A Special Forces friend of mine once vowed that, if he were killed by “friendly fire,” he would come back from the grave and haunt any family members who dared to complain about the manner of his death. His point was that battle involves the risk of getting killed, and it doesn’t much matter whether the bullet was fired by your side or by the enemy. He didn’t want the kind of spectacle made of his death that has occurred over Pat Tillman, the former NFL player who, while serving as a Ranger in Afghanistan, was accidentally killed by fellow Rangers.

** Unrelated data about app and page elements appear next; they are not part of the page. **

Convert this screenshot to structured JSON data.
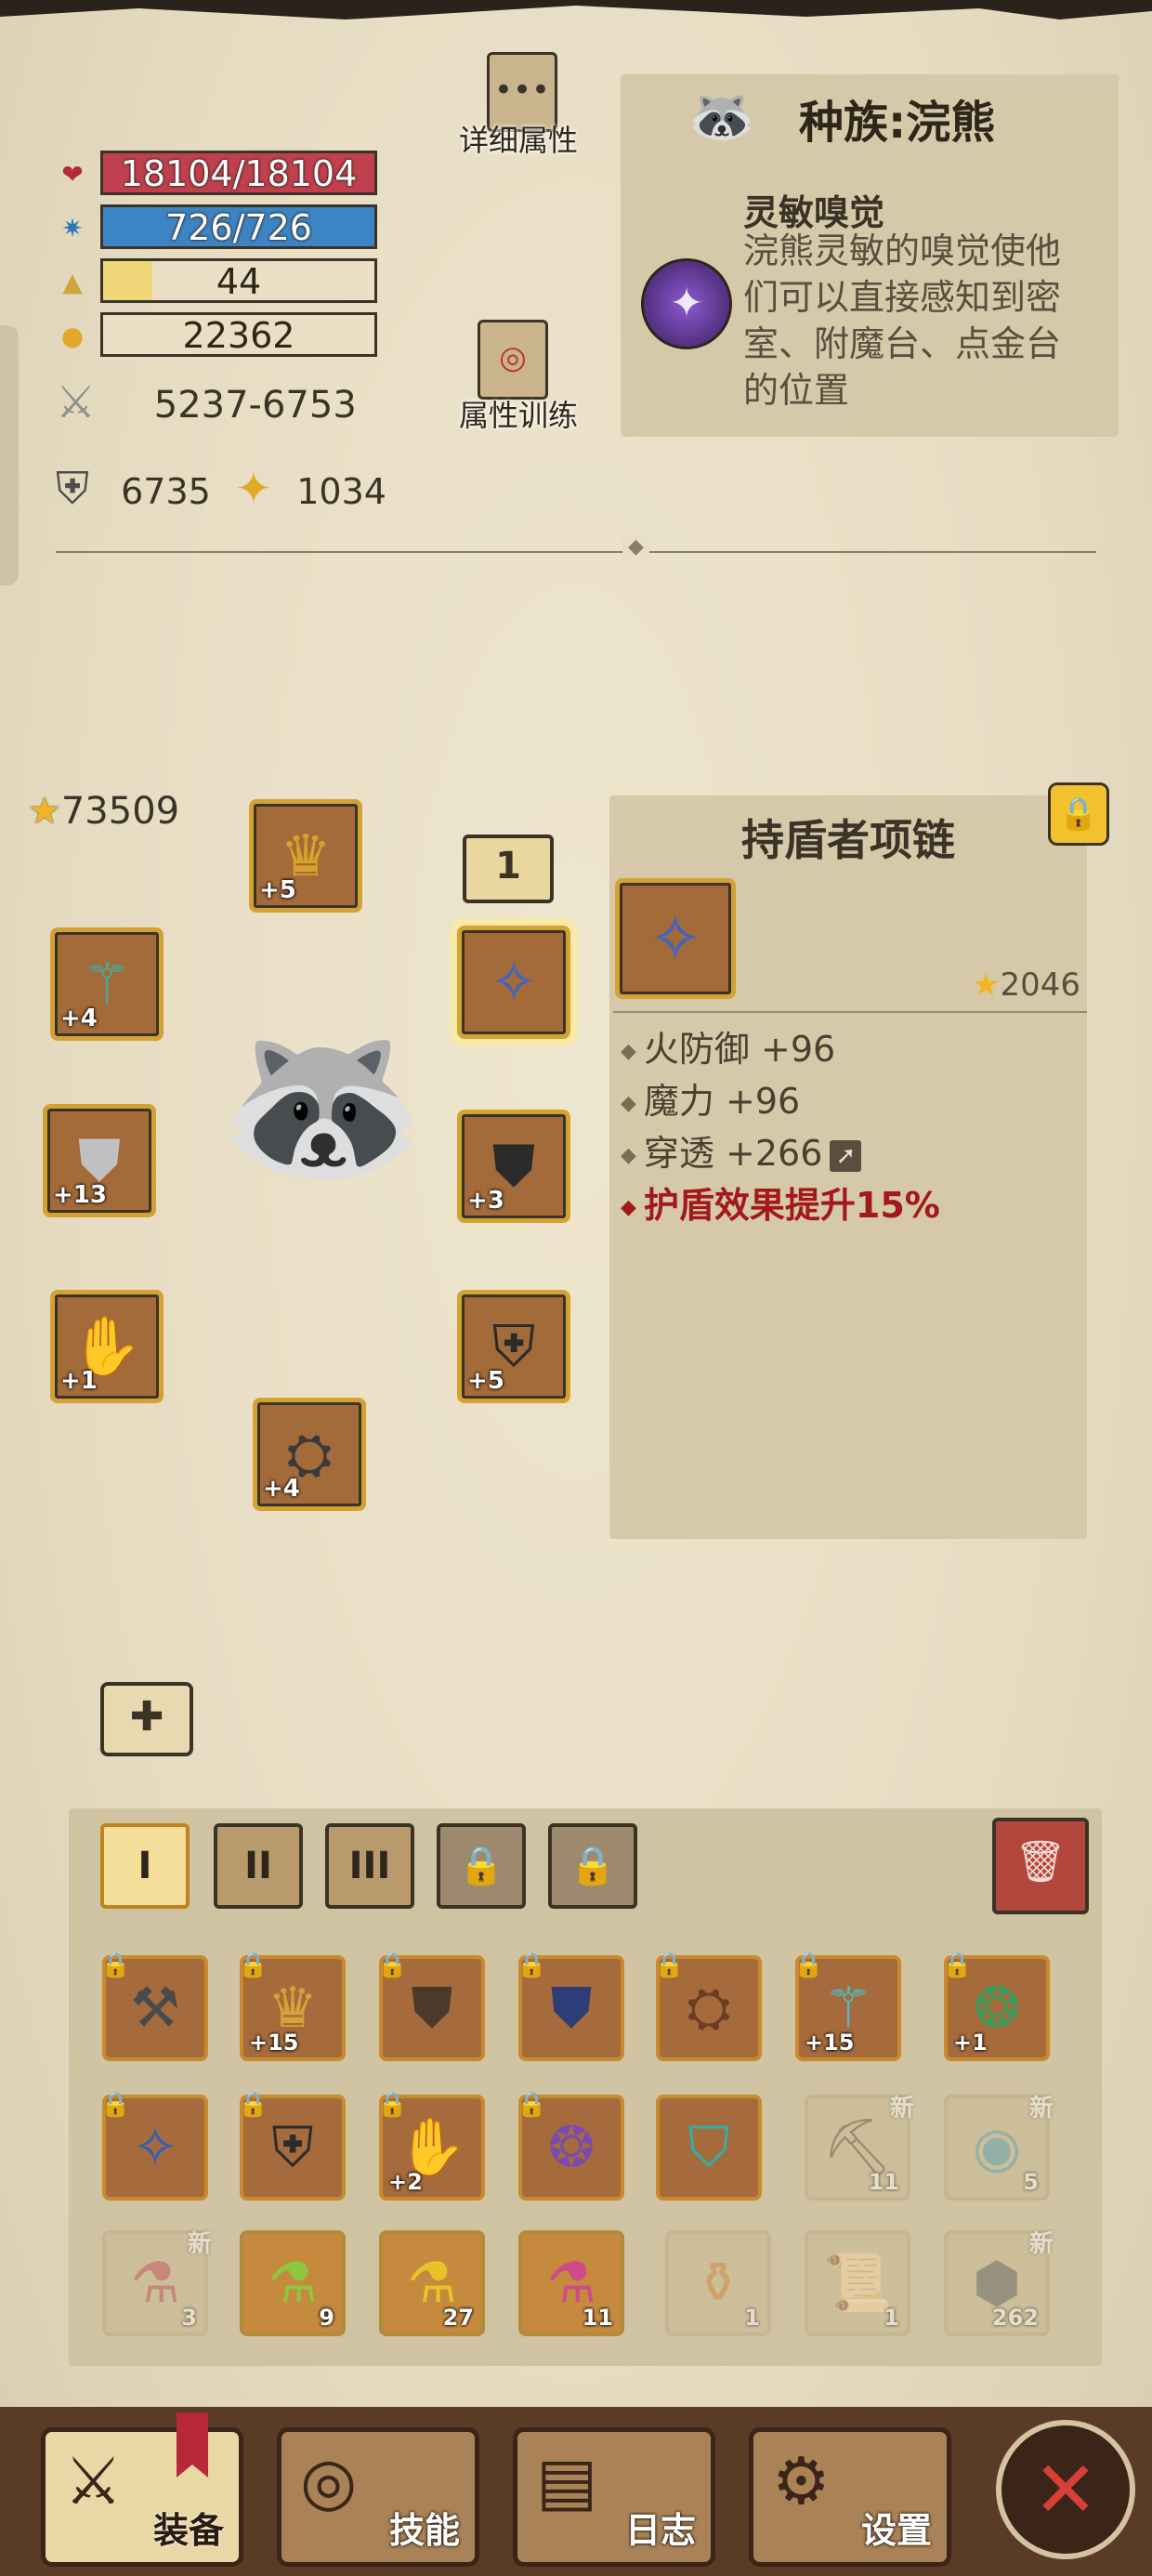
{
  "stats": {
    "hp": "18104/18104",
    "mp": "726/726",
    "level": "44",
    "gold": "22362",
    "attack": "5237-6753",
    "armor": "6735",
    "magic_resist": "1034",
    "hp_fill": 1.0,
    "mp_fill": 1.0,
    "level_fill": 0.18
  },
  "buttons": {
    "detail_attributes": "详细属性",
    "attribute_training": "属性训练"
  },
  "race": {
    "title": "种族:浣熊",
    "trait_name": "灵敏嗅觉",
    "trait_desc": "浣熊灵敏的嗅觉使他们可以直接感知到密室、附魔台、点金台的位置"
  },
  "equipment": {
    "total_score": "73509",
    "set_number": "1",
    "slots": [
      {
        "name": "helmet",
        "level": "+5"
      },
      {
        "name": "weapon",
        "level": "+4"
      },
      {
        "name": "necklace",
        "level": ""
      },
      {
        "name": "shoulder",
        "level": "+13"
      },
      {
        "name": "chest",
        "level": "+3"
      },
      {
        "name": "gloves",
        "level": "+1"
      },
      {
        "name": "belt",
        "level": "+5"
      },
      {
        "name": "boots",
        "level": "+4"
      }
    ]
  },
  "detail": {
    "title": "持盾者项链",
    "score": "2046",
    "attributes": [
      "火防御 +96",
      "魔力 +96",
      "穿透 +266"
    ],
    "special": "护盾效果提升15%"
  },
  "inventory": {
    "tabs": [
      "I",
      "II",
      "III"
    ],
    "row1": [
      {
        "lvl": "",
        "locked": true
      },
      {
        "lvl": "+15",
        "locked": true
      },
      {
        "lvl": "",
        "locked": true
      },
      {
        "lvl": "",
        "locked": true
      },
      {
        "lvl": "",
        "locked": true
      },
      {
        "lvl": "+15",
        "locked": true
      },
      {
        "lvl": "+1",
        "locked": true
      }
    ],
    "row2": [
      {
        "lvl": "",
        "locked": true
      },
      {
        "lvl": "",
        "locked": true
      },
      {
        "lvl": "+2",
        "locked": true
      },
      {
        "lvl": "",
        "locked": true
      },
      {
        "lvl": "",
        "locked": false
      },
      {
        "cnt": "11",
        "new": "新"
      },
      {
        "cnt": "5",
        "new": "新"
      }
    ],
    "row3": [
      {
        "cnt": "3",
        "new": "新"
      },
      {
        "cnt": "9"
      },
      {
        "cnt": "27"
      },
      {
        "cnt": "11"
      },
      {
        "cnt": "1"
      },
      {
        "cnt": "1"
      },
      {
        "cnt": "262",
        "new": "新"
      }
    ]
  },
  "nav": {
    "equipment": "装备",
    "skills": "技能",
    "log": "日志",
    "settings": "设置"
  }
}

I thought of his comments as I read about the growing brouhaha over the tragic death of British aid worker Linda Norgrove in Afghanistan. There are now rumors circulating that she may have been killed by a grenade tossed by a member of the American hostage-rescue force — presumably a Navy SEAL — and not by her captors. The British prime minister says that he finds this development to be “deeply distressing.” I can understand him being distressed by the fact that this selfless aid worker was kidnapped by brutal fanatics and that she died as a result. But does it make her death any worse if it was caused inadvertently by a rescuer than deliberately by a kidnapper? As far as I am concerned, whatever the case, moral culpability rests with the heartless fanatics who grabbed her. Period. End of story.